## THE PROBLEM
Write the records out again exactly, leaving no images in.

## THE INPUT
************
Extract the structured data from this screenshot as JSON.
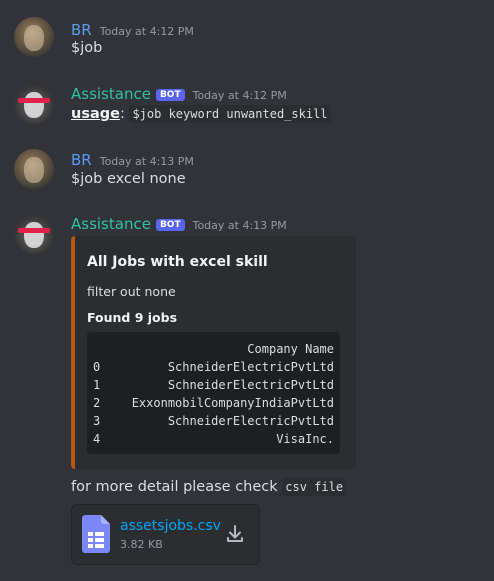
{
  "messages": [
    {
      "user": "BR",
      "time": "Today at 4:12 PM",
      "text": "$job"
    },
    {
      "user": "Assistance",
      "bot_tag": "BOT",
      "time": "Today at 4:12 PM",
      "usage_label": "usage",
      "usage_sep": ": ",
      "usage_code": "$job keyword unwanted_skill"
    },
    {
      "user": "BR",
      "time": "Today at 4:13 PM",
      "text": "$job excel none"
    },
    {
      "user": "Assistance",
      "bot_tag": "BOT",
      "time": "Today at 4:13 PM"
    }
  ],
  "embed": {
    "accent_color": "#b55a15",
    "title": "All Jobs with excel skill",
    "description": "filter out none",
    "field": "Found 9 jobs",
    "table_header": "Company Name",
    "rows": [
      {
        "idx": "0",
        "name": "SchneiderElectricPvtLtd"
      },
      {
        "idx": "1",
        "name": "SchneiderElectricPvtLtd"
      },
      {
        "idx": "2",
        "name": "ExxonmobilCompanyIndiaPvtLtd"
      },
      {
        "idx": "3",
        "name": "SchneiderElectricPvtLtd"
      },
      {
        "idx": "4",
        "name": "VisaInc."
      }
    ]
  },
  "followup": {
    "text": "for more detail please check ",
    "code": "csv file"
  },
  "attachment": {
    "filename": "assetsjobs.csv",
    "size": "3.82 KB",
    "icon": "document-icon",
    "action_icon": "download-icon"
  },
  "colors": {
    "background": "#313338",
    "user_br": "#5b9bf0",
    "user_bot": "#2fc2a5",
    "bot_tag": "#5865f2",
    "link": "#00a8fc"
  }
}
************
## ANSWER TO THIS EXERCISE
Extract the structured data from this screenshot as JSON.
{
  "messages": [
    {
      "user": "BR",
      "time": "Today at 4:12 PM",
      "text": "$job"
    },
    {
      "user": "Assistance",
      "bot_tag": "BOT",
      "time": "Today at 4:12 PM",
      "usage_label": "usage",
      "usage_sep": ": ",
      "usage_code": "$job keyword unwanted_skill"
    },
    {
      "user": "BR",
      "time": "Today at 4:13 PM",
      "text": "$job excel none"
    },
    {
      "user": "Assistance",
      "bot_tag": "BOT",
      "time": "Today at 4:13 PM"
    }
  ],
  "embed": {
    "accent_color": "#b55a15",
    "title": "All Jobs with excel skill",
    "description": "filter out none",
    "field": "Found 9 jobs",
    "table_header": "Company Name",
    "rows": [
      {
        "idx": "0",
        "name": "SchneiderElectricPvtLtd"
      },
      {
        "idx": "1",
        "name": "SchneiderElectricPvtLtd"
      },
      {
        "idx": "2",
        "name": "ExxonmobilCompanyIndiaPvtLtd"
      },
      {
        "idx": "3",
        "name": "SchneiderElectricPvtLtd"
      },
      {
        "idx": "4",
        "name": "VisaInc."
      }
    ]
  },
  "followup": {
    "text": "for more detail please check ",
    "code": "csv file"
  },
  "attachment": {
    "filename": "assetsjobs.csv",
    "size": "3.82 KB",
    "icon": "document-icon",
    "action_icon": "download-icon"
  },
  "colors": {
    "background": "#313338",
    "user_br": "#5b9bf0",
    "user_bot": "#2fc2a5",
    "bot_tag": "#5865f2",
    "link": "#00a8fc"
  }
}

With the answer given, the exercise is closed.